Amazon Hit With Major Data Breach | News | Xuper IT

Amazon hit with major data breach

Two days ahead of Black Friday, Amazon suffered a major data breach that caused customer’s personal details including names and email addresses to be disclosed on it’s website.

Amazon emailed the affected users on Tuesday, warning them that it exposed an unknown number of customer addresses after a technical error. The firm has refused to give any further details on how many people were affected or where they are based.

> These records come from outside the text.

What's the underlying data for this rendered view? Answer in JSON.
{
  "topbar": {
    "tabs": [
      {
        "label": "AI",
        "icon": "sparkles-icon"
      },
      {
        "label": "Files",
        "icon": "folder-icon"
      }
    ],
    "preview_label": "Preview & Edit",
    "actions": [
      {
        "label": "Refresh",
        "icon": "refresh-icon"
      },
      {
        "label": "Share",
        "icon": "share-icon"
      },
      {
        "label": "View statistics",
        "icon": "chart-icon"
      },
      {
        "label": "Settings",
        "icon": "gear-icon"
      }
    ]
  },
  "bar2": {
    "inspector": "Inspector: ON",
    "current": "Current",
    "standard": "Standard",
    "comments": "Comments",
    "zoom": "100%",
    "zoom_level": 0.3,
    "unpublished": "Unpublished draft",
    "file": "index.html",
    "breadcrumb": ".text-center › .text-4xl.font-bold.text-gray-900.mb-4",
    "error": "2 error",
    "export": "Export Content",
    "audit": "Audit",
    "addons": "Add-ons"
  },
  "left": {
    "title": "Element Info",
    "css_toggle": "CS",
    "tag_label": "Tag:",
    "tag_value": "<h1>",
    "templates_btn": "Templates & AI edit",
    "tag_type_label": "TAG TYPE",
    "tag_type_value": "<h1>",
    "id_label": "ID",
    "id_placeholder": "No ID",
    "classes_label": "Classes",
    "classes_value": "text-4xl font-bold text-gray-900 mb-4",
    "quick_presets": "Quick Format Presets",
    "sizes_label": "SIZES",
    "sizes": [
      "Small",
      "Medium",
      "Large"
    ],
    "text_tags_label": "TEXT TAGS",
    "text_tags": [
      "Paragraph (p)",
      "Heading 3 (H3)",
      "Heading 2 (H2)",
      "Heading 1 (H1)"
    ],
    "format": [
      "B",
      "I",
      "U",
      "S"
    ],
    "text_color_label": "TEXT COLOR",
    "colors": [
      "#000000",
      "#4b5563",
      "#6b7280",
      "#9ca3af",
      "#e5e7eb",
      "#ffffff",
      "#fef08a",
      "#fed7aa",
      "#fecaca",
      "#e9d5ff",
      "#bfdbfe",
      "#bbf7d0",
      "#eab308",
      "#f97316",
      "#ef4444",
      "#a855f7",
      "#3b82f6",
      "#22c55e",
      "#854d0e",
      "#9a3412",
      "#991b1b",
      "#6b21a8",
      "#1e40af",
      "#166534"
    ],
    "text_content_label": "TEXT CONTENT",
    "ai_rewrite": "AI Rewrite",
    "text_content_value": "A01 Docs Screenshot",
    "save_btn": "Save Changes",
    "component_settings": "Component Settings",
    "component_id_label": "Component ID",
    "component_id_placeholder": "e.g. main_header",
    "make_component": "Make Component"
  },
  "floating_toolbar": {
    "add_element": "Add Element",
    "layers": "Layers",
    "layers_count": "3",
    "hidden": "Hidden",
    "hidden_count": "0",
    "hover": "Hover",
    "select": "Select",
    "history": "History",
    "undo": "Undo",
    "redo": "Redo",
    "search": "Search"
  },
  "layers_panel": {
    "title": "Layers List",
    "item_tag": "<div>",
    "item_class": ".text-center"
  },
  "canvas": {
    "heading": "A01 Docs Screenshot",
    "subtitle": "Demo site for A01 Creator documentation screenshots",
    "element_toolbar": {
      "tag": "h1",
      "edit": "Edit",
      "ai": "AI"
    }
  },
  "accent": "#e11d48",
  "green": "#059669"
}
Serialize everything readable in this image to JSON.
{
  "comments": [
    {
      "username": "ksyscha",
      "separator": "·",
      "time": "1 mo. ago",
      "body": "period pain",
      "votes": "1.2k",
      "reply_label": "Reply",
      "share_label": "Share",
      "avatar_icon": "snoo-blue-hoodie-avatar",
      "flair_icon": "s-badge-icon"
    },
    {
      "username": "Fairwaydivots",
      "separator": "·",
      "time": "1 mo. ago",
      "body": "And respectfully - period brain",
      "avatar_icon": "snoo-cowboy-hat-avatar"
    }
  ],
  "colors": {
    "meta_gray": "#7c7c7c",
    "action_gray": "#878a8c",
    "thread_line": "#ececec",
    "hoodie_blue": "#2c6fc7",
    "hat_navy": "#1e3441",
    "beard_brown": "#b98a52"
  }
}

In the email with the subject line: “Important Information about your Amazon.com Account.” Amazon stated “We’re contact you to let you know that our website inadvertently disclosed your email address due to a technical error.” The firm provided few details but confirmed that: “The issue has been fixed. This is not a result of anything you have done, and there is no need for you to change your password or take any further action.”

Unfortunately, users don’t know which of Amazon’s sites was impacted, who their personal details could have been exposed to, or any idea of the number of victims. Amazon have also been unclear on whether it has plans to contact any government regulatory bodies.

UK data regulator the Information Commissioner’s Office, who must be informed of any data breach as part of the GDPR (General Data Protection Regulation), said it was following the situation.

Industry experts have recommended those affected should ignore Amazon’s advice and consider changing their passwords.

Richard Walters, chief technical officer of cybersecurity firm CensorNet, said “If the reports are correct, the information leaked – names and email addresses – is less significant than some of these other breaches, which saw card details leaked,” he said. “However, it would be wrong to assume that this makes the breach inconsequential. Cyber-criminals can do a lot of damage with a large database of names and emails.

“A large majority of people still use predictable passwords, and thanks to previous high-profile breaches many people’s passwords are also readily available on the dark web. For cyber-criminals, it then just becomes an exercise in joining the dots.

“If you’ve been affected, make sure you change your passwords quickly.”

With one of the busiest retail days of the year, Black Friday around the corner, this security lapse could not have come at a much worse time. The issue could scare users away from Amazon, which could be problematic for revenue if the issue impacted a large number of users just before Black Friday.